[Task to carry out]:
Each line of the data below holding the word "Equity" must be copied.

Information given Start Marker

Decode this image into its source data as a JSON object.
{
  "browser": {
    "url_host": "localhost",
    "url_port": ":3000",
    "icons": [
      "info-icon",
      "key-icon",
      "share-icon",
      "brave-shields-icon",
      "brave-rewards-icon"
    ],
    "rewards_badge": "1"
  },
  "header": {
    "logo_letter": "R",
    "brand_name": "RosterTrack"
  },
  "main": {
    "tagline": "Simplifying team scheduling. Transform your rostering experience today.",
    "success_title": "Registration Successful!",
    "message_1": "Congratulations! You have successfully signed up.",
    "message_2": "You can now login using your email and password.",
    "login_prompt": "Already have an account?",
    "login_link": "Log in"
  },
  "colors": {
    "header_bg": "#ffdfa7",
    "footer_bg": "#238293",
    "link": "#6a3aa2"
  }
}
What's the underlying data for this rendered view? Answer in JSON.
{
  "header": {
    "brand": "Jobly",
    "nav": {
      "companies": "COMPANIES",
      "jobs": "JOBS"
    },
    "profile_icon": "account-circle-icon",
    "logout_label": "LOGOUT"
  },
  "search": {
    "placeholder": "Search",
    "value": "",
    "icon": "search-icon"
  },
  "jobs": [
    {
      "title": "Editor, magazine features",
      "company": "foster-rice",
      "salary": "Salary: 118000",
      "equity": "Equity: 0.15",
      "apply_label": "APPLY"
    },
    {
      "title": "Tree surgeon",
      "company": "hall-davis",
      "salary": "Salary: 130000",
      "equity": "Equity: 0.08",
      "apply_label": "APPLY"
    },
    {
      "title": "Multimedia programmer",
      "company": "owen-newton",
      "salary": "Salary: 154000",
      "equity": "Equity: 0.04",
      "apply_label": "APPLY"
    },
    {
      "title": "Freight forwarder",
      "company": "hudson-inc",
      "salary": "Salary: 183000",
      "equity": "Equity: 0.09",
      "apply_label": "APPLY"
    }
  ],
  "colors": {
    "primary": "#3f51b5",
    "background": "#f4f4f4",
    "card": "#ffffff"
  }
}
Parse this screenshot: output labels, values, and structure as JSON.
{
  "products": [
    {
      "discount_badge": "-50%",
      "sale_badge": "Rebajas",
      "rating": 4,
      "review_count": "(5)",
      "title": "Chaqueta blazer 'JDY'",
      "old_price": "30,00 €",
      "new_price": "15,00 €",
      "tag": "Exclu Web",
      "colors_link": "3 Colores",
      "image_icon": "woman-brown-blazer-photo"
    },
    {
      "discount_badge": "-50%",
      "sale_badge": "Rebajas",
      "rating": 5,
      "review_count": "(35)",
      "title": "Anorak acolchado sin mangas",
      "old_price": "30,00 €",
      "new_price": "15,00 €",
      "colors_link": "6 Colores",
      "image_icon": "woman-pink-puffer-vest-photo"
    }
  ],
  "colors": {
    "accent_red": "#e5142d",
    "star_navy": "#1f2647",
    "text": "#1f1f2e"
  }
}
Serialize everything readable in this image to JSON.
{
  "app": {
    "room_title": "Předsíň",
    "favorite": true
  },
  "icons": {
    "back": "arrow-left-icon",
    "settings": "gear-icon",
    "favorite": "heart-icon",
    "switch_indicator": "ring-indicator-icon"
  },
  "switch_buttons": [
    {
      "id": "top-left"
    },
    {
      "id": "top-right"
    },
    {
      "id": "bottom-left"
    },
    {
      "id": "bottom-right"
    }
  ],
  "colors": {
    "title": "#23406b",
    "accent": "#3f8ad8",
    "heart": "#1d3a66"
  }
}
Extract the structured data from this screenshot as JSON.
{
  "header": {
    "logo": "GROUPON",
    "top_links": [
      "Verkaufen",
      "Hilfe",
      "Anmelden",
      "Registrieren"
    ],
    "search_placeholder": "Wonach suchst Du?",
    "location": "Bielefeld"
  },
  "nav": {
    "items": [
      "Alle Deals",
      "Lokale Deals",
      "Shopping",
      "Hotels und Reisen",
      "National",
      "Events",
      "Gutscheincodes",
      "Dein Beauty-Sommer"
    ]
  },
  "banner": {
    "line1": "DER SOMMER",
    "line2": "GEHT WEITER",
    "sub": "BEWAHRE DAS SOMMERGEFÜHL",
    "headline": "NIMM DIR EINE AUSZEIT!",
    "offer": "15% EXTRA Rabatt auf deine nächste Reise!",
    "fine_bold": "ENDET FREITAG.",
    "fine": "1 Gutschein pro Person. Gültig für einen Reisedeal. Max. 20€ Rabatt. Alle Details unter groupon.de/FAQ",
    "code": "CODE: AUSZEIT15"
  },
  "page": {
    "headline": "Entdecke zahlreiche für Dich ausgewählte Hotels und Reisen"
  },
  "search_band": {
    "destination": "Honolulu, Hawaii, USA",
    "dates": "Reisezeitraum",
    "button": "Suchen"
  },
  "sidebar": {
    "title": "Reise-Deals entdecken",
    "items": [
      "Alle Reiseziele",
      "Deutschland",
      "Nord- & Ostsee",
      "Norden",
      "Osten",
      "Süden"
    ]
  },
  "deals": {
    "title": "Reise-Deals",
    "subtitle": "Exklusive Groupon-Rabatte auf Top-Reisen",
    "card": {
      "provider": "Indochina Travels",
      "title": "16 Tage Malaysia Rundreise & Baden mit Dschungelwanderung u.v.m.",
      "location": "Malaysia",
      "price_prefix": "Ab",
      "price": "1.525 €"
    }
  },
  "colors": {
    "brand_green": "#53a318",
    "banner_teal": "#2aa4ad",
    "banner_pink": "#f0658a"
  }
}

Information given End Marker

[Solution]:
      "equity": "Equity: 0.15",
      "equity": "Equity: 0.08",
      "equity": "Equity: 0.04",
      "equity": "Equity: 0.09",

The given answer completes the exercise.